“I want a Global Britain to play an even stronger role on the world stage, maximising our assets as the fifth biggest economy in the world and a permanent member of the United Nations Security Council,” he told the crowd at a university in Lahore.
Johnson, a leading voice in the “Leave” campaign which resulted in Britain’s shock vote to exit the European Union five months ago, said he wanted to forge closer links between Pakistan and former colonial power Britain.
The foreign secretary, who is on a two-day visit to Pakistan, lauded the opportunities for trade and commerce in the country, which lies “at the heart of Asia”. UK grocery giant Tesco was coming to Pakistan. “Don’t know how you survived without it.”
He said he hoped British companies “get to participate” in the planned China-Pakistan Economic Corridor, a massive $46 billion bid by the Asian superpower to link its eastern province of Xinjiang with the Arabian Sea via Pakistan.
But, he said, such projects should be part of an “even more ambitious vision that would revive the ancient Silk Roads” and turn cities like Karachi into Asian trading hubs like Singapore or Shanghai.
Noting that his wife has Pakistani heritage, he said he hopes to make the bilateral relationship “as close as it is with my in-laws – which is obviously pretty good”.
Britain ruled the Indian subcontinent until 1947, when the region achieved independence only to be divided in a bloody partition into India and Pakistan.

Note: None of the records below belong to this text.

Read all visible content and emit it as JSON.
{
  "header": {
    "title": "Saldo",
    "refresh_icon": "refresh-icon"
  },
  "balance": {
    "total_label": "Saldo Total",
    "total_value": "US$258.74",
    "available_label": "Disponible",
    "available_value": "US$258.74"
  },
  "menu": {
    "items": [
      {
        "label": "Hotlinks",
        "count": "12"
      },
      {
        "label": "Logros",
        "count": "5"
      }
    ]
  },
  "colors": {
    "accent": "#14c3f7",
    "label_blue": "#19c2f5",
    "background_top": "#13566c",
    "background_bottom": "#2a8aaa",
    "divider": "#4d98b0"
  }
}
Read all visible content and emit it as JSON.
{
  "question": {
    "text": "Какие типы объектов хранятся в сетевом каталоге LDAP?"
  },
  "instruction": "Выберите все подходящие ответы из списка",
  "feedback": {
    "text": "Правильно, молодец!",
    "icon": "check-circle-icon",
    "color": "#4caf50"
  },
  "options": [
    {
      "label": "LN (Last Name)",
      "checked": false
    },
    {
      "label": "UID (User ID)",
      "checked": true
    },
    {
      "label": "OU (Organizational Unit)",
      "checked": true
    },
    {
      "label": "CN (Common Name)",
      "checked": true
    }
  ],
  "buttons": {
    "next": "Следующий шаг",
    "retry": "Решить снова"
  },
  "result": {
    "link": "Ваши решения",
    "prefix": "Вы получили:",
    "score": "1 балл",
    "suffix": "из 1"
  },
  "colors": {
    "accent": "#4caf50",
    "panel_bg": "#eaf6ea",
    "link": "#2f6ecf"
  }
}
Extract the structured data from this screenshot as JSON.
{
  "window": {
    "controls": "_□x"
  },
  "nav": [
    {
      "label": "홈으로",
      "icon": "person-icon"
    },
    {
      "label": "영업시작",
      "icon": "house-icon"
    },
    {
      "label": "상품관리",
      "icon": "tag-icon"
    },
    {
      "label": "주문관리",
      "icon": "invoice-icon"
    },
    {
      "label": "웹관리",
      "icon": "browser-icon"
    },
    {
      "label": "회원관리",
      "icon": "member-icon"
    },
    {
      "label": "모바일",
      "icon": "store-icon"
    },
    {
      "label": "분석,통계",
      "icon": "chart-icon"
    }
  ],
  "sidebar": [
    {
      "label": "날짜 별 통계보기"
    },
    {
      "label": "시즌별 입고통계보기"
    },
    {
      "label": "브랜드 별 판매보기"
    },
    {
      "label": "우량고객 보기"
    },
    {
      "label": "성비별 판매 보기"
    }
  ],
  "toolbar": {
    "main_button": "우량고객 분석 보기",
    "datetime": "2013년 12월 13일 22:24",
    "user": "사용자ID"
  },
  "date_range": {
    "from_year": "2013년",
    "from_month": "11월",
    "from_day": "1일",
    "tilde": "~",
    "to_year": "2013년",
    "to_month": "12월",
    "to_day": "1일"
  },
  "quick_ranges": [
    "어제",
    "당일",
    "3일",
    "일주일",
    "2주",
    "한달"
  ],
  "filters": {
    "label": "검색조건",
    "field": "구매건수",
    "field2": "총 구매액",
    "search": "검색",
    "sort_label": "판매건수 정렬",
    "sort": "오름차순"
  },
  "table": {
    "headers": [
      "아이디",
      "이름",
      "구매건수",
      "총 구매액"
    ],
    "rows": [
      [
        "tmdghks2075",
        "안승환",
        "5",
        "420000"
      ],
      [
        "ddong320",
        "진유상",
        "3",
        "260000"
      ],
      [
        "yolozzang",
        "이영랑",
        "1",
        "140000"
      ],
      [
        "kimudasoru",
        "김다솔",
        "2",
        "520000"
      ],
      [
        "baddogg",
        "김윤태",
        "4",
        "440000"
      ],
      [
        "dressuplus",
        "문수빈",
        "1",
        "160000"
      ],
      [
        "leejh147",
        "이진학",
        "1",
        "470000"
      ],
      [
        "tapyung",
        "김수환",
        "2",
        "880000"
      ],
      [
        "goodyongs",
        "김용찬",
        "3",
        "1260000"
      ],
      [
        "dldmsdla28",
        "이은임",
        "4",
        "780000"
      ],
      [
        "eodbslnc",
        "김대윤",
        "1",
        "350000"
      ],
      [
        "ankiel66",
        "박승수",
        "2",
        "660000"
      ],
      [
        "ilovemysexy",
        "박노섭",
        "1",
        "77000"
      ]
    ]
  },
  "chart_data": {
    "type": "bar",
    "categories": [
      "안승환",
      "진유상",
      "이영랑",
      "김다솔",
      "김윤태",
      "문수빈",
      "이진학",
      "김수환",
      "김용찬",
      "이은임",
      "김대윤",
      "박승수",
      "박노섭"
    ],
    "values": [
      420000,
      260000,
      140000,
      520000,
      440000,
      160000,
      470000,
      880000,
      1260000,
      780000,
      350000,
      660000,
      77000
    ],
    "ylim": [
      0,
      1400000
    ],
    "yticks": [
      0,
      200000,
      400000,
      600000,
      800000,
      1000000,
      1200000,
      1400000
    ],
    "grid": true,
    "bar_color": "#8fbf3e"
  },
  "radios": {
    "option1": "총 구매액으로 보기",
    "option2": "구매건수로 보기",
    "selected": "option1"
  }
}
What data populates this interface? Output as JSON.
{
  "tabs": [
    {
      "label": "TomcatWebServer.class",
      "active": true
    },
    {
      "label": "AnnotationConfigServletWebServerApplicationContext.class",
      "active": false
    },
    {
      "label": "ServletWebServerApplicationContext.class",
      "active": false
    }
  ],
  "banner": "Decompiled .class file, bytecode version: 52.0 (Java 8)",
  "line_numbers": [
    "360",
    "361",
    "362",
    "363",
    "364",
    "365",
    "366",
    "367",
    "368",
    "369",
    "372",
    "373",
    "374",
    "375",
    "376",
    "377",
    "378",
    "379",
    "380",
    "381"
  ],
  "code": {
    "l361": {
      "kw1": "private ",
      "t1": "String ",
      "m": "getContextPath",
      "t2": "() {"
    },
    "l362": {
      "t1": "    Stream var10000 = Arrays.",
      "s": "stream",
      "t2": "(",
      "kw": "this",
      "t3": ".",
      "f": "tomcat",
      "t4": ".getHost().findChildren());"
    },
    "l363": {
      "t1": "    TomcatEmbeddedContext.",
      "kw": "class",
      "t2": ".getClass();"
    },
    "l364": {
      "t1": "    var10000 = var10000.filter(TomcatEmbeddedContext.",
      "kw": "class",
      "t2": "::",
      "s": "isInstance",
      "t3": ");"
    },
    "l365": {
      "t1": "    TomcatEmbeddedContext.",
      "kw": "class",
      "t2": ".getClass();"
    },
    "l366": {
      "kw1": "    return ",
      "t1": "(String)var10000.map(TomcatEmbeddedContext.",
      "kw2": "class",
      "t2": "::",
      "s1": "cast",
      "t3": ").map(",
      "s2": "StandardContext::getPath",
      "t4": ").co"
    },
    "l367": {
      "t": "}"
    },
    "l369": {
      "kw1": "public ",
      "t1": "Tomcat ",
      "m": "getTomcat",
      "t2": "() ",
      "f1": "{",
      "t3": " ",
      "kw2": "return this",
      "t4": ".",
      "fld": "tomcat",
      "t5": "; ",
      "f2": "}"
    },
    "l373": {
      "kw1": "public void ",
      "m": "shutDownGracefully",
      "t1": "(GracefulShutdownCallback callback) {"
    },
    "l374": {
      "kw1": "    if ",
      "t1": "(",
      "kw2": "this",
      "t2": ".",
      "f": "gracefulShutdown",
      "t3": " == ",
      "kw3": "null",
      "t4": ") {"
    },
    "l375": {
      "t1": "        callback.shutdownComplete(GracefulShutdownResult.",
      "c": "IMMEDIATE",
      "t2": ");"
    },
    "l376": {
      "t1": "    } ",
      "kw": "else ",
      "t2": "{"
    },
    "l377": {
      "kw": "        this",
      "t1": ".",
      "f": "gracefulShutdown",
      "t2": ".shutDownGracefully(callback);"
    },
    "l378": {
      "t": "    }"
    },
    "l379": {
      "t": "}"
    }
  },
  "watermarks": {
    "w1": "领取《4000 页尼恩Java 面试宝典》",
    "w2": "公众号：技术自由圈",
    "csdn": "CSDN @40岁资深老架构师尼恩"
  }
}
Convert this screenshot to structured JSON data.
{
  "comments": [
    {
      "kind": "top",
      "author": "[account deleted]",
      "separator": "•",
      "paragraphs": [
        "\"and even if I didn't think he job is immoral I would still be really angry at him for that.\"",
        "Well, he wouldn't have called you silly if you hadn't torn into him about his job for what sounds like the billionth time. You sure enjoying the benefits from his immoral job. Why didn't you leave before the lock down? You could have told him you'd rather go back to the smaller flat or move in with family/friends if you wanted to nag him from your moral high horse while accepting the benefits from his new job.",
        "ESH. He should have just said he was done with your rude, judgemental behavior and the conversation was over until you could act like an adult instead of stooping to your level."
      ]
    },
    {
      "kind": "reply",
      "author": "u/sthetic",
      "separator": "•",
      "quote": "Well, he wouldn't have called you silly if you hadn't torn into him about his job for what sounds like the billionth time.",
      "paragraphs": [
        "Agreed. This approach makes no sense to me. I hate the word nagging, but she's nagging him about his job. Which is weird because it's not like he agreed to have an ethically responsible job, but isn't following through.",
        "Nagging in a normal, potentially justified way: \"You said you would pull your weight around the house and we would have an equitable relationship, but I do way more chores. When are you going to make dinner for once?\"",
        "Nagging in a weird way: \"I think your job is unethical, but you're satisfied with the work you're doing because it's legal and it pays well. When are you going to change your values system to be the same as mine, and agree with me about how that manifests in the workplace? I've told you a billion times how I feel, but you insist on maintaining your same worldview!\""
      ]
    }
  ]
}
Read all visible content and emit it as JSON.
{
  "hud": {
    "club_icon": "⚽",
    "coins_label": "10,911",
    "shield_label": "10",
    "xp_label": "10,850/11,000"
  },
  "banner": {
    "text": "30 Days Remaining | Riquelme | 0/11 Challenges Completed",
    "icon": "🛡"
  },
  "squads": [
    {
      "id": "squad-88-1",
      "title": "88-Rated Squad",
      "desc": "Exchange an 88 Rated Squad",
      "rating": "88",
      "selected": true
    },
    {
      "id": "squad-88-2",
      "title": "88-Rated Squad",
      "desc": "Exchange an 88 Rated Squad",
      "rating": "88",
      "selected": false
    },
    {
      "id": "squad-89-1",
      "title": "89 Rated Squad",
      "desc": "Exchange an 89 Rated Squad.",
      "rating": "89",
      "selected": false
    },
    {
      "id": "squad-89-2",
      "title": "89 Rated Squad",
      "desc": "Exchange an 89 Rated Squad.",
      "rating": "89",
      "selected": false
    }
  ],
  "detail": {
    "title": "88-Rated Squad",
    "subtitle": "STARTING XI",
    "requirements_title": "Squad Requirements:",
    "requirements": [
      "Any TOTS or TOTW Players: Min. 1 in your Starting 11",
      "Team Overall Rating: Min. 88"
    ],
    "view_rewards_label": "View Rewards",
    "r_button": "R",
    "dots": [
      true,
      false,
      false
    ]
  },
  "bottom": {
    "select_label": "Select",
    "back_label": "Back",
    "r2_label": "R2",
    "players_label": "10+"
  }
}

Johnson, who also met with political leaders including Prime Minister Nawaz Sharif during his visit, said he looked forward to the 70th anniversary of independence next year as a chance to deepen cultural links.